Released: 2011, Century Media
Before I even start nit-picking at the details of The Haunted's seventh record, a word of warning: the rumors you may have heard about their latest opus being more Hellyeah than HELL AWAITS are all true. Whether borne from a desire to shun the Slayer comparisons once and for all, or simply the end-result of being in essentially the same game for too long, there are moments on UNSEEN where you genuinely feel as though you're knee-deep in one of the biggest creative left turns since Metallica shocked and appalled with LOAD.
That said - personally, I've never been quite as harsh as some on bands taking a stab at something new.
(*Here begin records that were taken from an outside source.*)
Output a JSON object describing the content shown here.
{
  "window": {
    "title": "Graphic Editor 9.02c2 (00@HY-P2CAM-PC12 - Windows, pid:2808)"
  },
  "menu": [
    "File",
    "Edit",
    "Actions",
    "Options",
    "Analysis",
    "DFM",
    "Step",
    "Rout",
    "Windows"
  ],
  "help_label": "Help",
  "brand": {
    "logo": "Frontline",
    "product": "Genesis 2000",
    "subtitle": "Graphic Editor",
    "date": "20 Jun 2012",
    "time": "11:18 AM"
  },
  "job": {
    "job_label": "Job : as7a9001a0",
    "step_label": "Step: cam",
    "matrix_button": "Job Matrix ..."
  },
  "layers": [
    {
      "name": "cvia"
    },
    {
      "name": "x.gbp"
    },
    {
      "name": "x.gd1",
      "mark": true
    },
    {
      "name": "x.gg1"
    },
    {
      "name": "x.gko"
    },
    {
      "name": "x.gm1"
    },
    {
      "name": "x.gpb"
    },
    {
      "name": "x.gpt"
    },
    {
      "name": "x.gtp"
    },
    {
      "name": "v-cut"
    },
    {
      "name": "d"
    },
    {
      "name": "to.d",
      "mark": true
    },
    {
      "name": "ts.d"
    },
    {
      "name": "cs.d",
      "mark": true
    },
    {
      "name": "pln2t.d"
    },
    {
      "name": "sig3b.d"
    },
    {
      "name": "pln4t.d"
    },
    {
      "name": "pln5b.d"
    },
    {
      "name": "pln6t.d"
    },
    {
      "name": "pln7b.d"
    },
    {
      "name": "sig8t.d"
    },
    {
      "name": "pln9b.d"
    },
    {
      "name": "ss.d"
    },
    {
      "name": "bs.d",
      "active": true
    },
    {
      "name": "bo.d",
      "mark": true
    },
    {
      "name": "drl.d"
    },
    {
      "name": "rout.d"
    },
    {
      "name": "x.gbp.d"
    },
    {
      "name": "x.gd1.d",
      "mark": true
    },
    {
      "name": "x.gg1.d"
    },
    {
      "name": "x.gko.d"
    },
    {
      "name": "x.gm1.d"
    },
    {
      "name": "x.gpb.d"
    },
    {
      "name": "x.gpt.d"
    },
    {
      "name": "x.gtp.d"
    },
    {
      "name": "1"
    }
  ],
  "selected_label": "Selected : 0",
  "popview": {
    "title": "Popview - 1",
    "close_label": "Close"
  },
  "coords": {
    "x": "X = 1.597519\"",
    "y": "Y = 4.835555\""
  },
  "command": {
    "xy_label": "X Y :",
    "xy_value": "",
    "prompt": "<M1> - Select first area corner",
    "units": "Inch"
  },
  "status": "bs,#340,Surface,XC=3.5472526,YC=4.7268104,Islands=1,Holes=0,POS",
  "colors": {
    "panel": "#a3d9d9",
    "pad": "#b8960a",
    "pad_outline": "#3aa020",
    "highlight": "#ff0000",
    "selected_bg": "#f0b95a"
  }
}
As it is, I may be one of literally tens of Paradise Lost fans who thought that HOST wasn't a complete piss-take. Heck, I even like a couple of tunes off LOAD, as it happens. The musical pedigree at the core of The Haunted's new joint dictates at least a minimum quality level, and among the twelve new tracks on offer, there are a couple of real barnstormers. "Never Better" starts us off in exactly the way a more experimental Haunted record might be expected to; there's a tip of the hat to the breakneck riffing of old, broken up by a stunning chorus-line that brings to mind the tortured croon of Layne Staley. "Catch 22" is a mid-tempo melee, benefiting as much from a neck-snapping riff as a train of infectious hooks that come at you in rapid succession.
Still, there's no masking that UNSEEN is a decidedly patchy - at times even piss-poor - piece of work, when held to the band's earlier benchmarks. Reaching its nadir on "Them", there's a palpable feeling on more than one occasion that The Haunted have grown desperate to share commercial airwaves with their buddies in Funeral For A Friend. Whether this is true or not, the backlash from fans will be fierce. In turn, you can expect particularly the outspoken Peter Dolving to retort with more vitriol than ever - an irony given the often glaring absence thereof on this record.